**Information**:

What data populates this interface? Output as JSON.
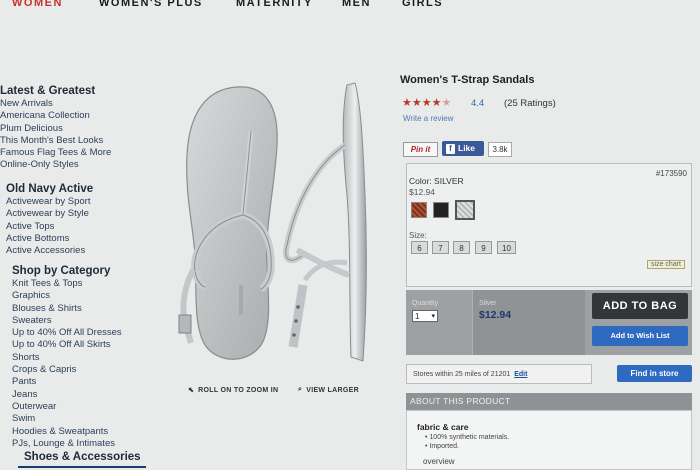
{
  "top_nav": [
    "WOMEN",
    "WOMEN'S PLUS",
    "MATERNITY",
    "MEN",
    "GIRLS"
  ],
  "sidebar": {
    "latest": {
      "title": "Latest & Greatest",
      "items": [
        "New Arrivals",
        "Americana Collection",
        "Plum Delicious",
        "This Month's Best Looks",
        "Famous Flag Tees & More",
        "Online-Only Styles"
      ]
    },
    "active": {
      "title": "Old Navy Active",
      "items": [
        "Activewear by Sport",
        "Activewear by Style",
        "Active Tops",
        "Active Bottoms",
        "Active Accessories"
      ]
    },
    "category": {
      "title": "Shop by Category",
      "items": [
        "Knit Tees & Tops",
        "Graphics",
        "Blouses & Shirts",
        "Sweaters",
        "Up to 40% Off All Dresses",
        "Up to 40% Off All Skirts",
        "Shorts",
        "Crops & Capris",
        "Pants",
        "Jeans",
        "Outerwear",
        "Swim",
        "Hoodies & Sweatpants",
        "PJs, Lounge & Intimates"
      ]
    },
    "shoes_title": "Shoes & Accessories"
  },
  "image_tools": {
    "roll_zoom": "ROLL ON TO ZOOM IN",
    "view_larger": "VIEW LARGER"
  },
  "product": {
    "title": "Women's T-Strap Sandals",
    "rating": "4.4",
    "rating_stars": 4.4,
    "ratings_count": "(25 Ratings)",
    "write_review": "Write a review",
    "pinit": "Pin it",
    "fb_like": "Like",
    "fb_count": "3.8k",
    "item_number": "#173590",
    "color_label": "Color: SILVER",
    "color_price": "$12.94",
    "swatches": [
      "#8a3c2a",
      "#222222",
      "#c8ccd0"
    ],
    "size_label": "Size:",
    "sizes": [
      "6",
      "7",
      "8",
      "9",
      "10"
    ],
    "size_chart": "size chart",
    "quantity_label": "Quantity",
    "quantity_value": "1",
    "price_label": "Silver",
    "price_value": "$12.94",
    "add_to_bag": "ADD TO BAG",
    "add_wish": "Add to Wish List",
    "stores_text": "Stores within 25 miles of 21201",
    "stores_edit": "Edit",
    "find_store": "Find in store",
    "about_title": "ABOUT THIS PRODUCT",
    "fabric_title": "fabric & care",
    "fabric_items": [
      "100% synthetic materials.",
      "Imported."
    ],
    "overview": "overview"
  }
}
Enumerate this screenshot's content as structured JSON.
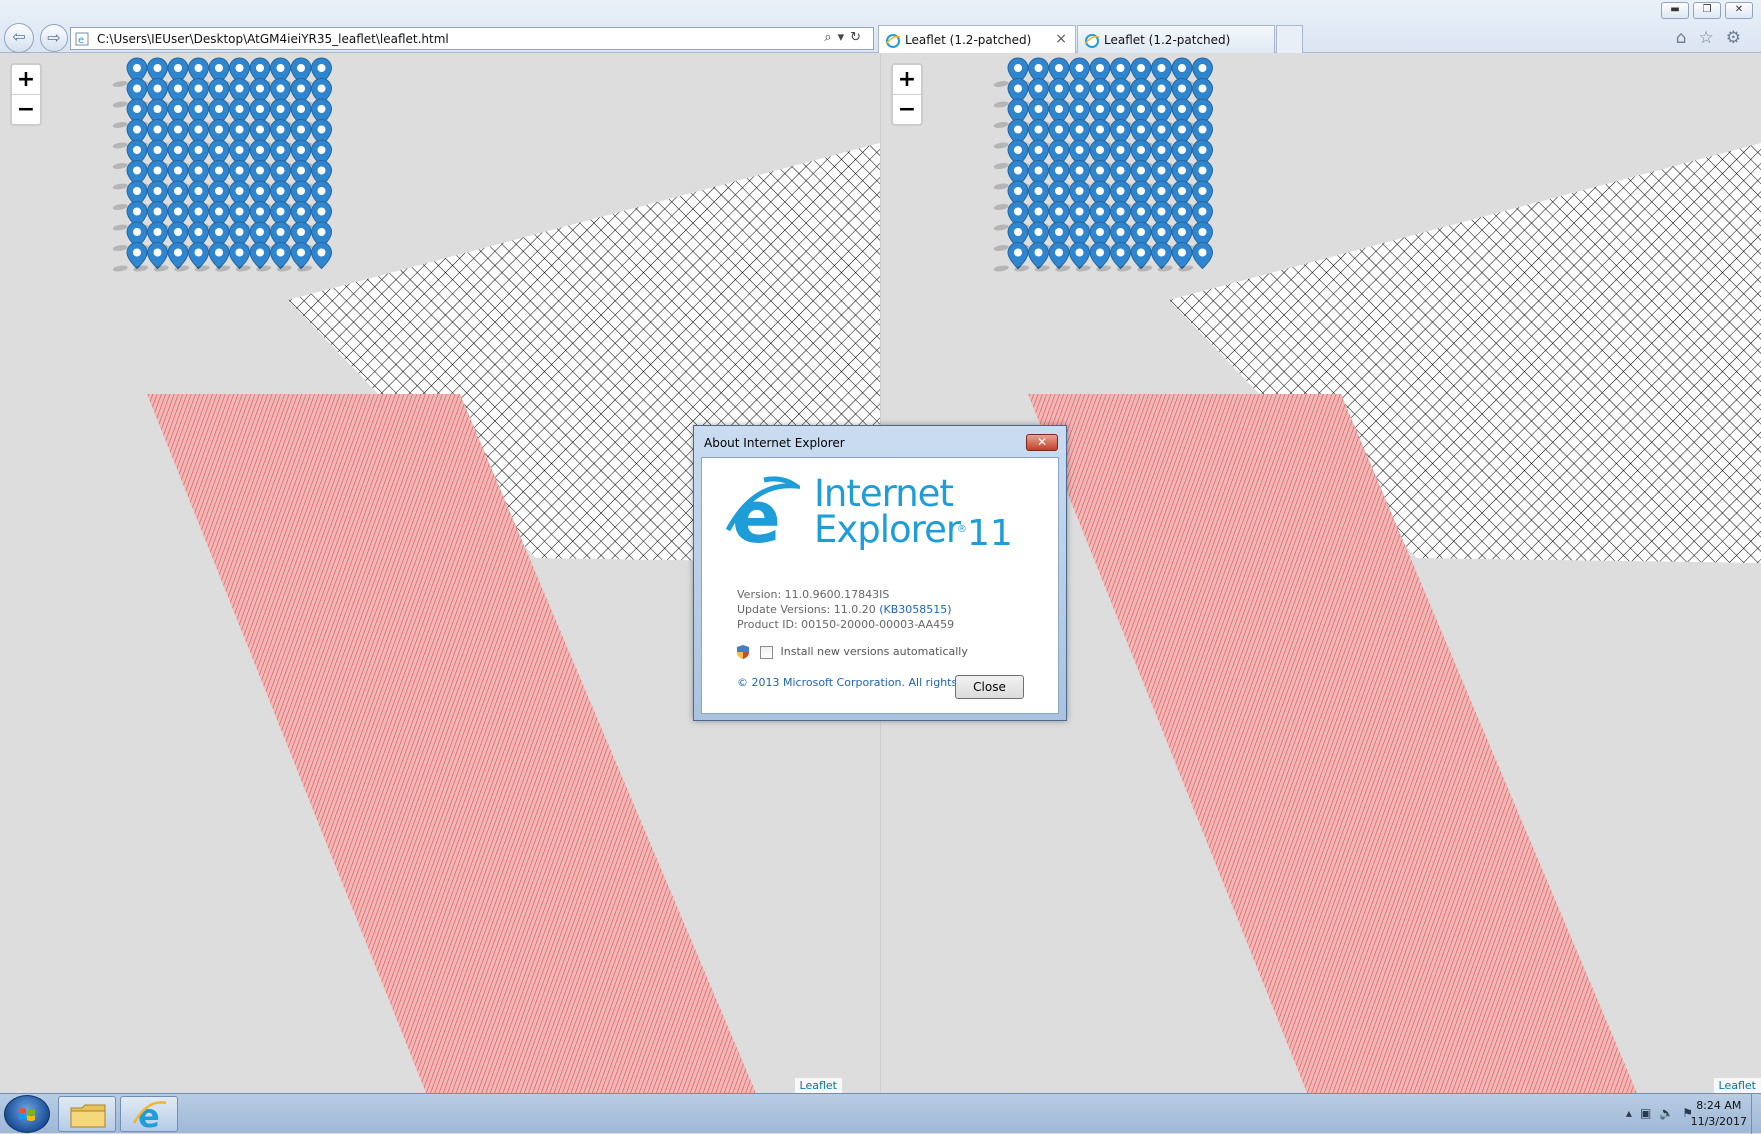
{
  "browser": {
    "address": "C:\\Users\\IEUser\\Desktop\\AtGM4ieiYR35_leaflet\\leaflet.html",
    "tabs": [
      {
        "label": "Leaflet (1.2-patched)",
        "active": true
      },
      {
        "label": "Leaflet (1.2-patched)",
        "active": false
      }
    ]
  },
  "map": {
    "zoom_in": "+",
    "zoom_out": "−",
    "attribution": "Leaflet",
    "marker_grid": {
      "columns": 10,
      "rows": 10
    },
    "marker_color": "#2f86cf",
    "stripe_color": "#e04c4c",
    "grid_color": "#000000"
  },
  "dialog": {
    "title": "About Internet Explorer",
    "product_line1": "Internet",
    "product_line2": "Explorer",
    "product_version": "11",
    "version": "Version: 11.0.9600.17843IS",
    "update_versions": "Update Versions: 11.0.20",
    "kb": "(KB3058515)",
    "product_id": "Product ID: 00150-20000-00003-AA459",
    "auto_update_label": "Install new versions automatically",
    "copyright": "© 2013 Microsoft Corporation. All rights reserved.",
    "close_button": "Close"
  },
  "taskbar": {
    "time": "8:24 AM",
    "date": "11/3/2017"
  }
}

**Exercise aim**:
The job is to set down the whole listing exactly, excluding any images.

**Response for this exercise**:
What data populates this interface? Output as JSON.
{
  "top_nav": [
    "WOMEN",
    "WOMEN'S PLUS",
    "MATERNITY",
    "MEN",
    "GIRLS"
  ],
  "sidebar": {
    "latest": {
      "title": "Latest & Greatest",
      "items": [
        "New Arrivals",
        "Americana Collection",
        "Plum Delicious",
        "This Month's Best Looks",
        "Famous Flag Tees & More",
        "Online-Only Styles"
      ]
    },
    "active": {
      "title": "Old Navy Active",
      "items": [
        "Activewear by Sport",
        "Activewear by Style",
        "Active Tops",
        "Active Bottoms",
        "Active Accessories"
      ]
    },
    "category": {
      "title": "Shop by Category",
      "items": [
        "Knit Tees & Tops",
        "Graphics",
        "Blouses & Shirts",
        "Sweaters",
        "Up to 40% Off All Dresses",
        "Up to 40% Off All Skirts",
        "Shorts",
        "Crops & Capris",
        "Pants",
        "Jeans",
        "Outerwear",
        "Swim",
        "Hoodies & Sweatpants",
        "PJs, Lounge & Intimates"
      ]
    },
    "shoes_title": "Shoes & Accessories"
  },
  "image_tools": {
    "roll_zoom": "ROLL ON TO ZOOM IN",
    "view_larger": "VIEW LARGER"
  },
  "product": {
    "title": "Women's T-Strap Sandals",
    "rating": "4.4",
    "rating_stars": 4.4,
    "ratings_count": "(25 Ratings)",
    "write_review": "Write a review",
    "pinit": "Pin it",
    "fb_like": "Like",
    "fb_count": "3.8k",
    "item_number": "#173590",
    "color_label": "Color: SILVER",
    "color_price": "$12.94",
    "swatches": [
      "#8a3c2a",
      "#222222",
      "#c8ccd0"
    ],
    "size_label": "Size:",
    "sizes": [
      "6",
      "7",
      "8",
      "9",
      "10"
    ],
    "size_chart": "size chart",
    "quantity_label": "Quantity",
    "quantity_value": "1",
    "price_label": "Silver",
    "price_value": "$12.94",
    "add_to_bag": "ADD TO BAG",
    "add_wish": "Add to Wish List",
    "stores_text": "Stores within 25 miles of 21201",
    "stores_edit": "Edit",
    "find_store": "Find in store",
    "about_title": "ABOUT THIS PRODUCT",
    "fabric_title": "fabric & care",
    "fabric_items": [
      "100% synthetic materials.",
      "Imported."
    ],
    "overview": "overview"
  }
}
Enumerate this screenshot's content as structured JSON.
{
  "browser": {
    "address": "C:\\Users\\IEUser\\Desktop\\AtGM4ieiYR35_leaflet\\leaflet.html",
    "tabs": [
      {
        "label": "Leaflet (1.2-patched)",
        "active": true
      },
      {
        "label": "Leaflet (1.2-patched)",
        "active": false
      }
    ]
  },
  "map": {
    "zoom_in": "+",
    "zoom_out": "−",
    "attribution": "Leaflet",
    "marker_grid": {
      "columns": 10,
      "rows": 10
    },
    "marker_color": "#2f86cf",
    "stripe_color": "#e04c4c",
    "grid_color": "#000000"
  },
  "dialog": {
    "title": "About Internet Explorer",
    "product_line1": "Internet",
    "product_line2": "Explorer",
    "product_version": "11",
    "version": "Version: 11.0.9600.17843IS",
    "update_versions": "Update Versions: 11.0.20",
    "kb": "(KB3058515)",
    "product_id": "Product ID: 00150-20000-00003-AA459",
    "auto_update_label": "Install new versions automatically",
    "copyright": "© 2013 Microsoft Corporation. All rights reserved.",
    "close_button": "Close"
  },
  "taskbar": {
    "time": "8:24 AM",
    "date": "11/3/2017"
  }
}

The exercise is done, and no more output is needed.